*DATA EXCERPTS:*
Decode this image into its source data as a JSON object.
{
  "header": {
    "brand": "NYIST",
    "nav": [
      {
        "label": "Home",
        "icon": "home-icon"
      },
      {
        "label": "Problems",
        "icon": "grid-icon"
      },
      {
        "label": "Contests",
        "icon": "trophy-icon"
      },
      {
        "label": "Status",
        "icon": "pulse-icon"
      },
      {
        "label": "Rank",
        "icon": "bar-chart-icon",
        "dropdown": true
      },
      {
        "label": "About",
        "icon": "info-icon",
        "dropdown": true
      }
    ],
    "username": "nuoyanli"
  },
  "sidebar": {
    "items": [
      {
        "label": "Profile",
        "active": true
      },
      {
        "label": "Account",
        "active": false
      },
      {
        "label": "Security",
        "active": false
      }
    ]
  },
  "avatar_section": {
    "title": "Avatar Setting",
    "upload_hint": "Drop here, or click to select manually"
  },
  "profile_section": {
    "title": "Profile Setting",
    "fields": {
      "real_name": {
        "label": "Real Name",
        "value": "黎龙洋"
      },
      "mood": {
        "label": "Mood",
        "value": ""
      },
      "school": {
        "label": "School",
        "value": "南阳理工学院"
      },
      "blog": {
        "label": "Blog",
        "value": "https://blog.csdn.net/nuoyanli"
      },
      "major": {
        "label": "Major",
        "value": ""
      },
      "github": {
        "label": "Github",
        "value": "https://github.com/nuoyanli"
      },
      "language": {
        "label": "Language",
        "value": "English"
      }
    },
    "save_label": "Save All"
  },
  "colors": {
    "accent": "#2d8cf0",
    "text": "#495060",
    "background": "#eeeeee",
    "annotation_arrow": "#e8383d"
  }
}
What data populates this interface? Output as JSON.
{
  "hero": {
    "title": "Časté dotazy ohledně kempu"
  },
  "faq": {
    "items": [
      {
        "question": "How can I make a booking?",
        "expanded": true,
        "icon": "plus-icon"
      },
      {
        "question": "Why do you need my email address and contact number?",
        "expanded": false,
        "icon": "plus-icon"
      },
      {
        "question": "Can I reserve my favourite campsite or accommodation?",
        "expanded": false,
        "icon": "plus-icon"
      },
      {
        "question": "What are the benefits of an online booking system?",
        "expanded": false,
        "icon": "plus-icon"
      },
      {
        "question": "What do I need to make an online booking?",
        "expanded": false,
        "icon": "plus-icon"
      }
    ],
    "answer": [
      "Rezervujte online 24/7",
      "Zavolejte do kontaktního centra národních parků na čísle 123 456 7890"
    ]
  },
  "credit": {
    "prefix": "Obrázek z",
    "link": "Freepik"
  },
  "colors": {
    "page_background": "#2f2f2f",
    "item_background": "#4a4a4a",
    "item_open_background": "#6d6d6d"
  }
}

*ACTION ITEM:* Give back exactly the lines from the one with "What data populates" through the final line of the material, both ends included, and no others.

*RESPONSE FOR THIS EXERCISE:*
What data populates this interface? Output as JSON.
{
  "hero": {
    "title": "Časté dotazy ohledně kempu"
  },
  "faq": {
    "items": [
      {
        "question": "How can I make a booking?",
        "expanded": true,
        "icon": "plus-icon"
      },
      {
        "question": "Why do you need my email address and contact number?",
        "expanded": false,
        "icon": "plus-icon"
      },
      {
        "question": "Can I reserve my favourite campsite or accommodation?",
        "expanded": false,
        "icon": "plus-icon"
      },
      {
        "question": "What are the benefits of an online booking system?",
        "expanded": false,
        "icon": "plus-icon"
      },
      {
        "question": "What do I need to make an online booking?",
        "expanded": false,
        "icon": "plus-icon"
      }
    ],
    "answer": [
      "Rezervujte online 24/7",
      "Zavolejte do kontaktního centra národních parků na čísle 123 456 7890"
    ]
  },
  "credit": {
    "prefix": "Obrázek z",
    "link": "Freepik"
  },
  "colors": {
    "page_background": "#2f2f2f",
    "item_background": "#4a4a4a",
    "item_open_background": "#6d6d6d"
  }
}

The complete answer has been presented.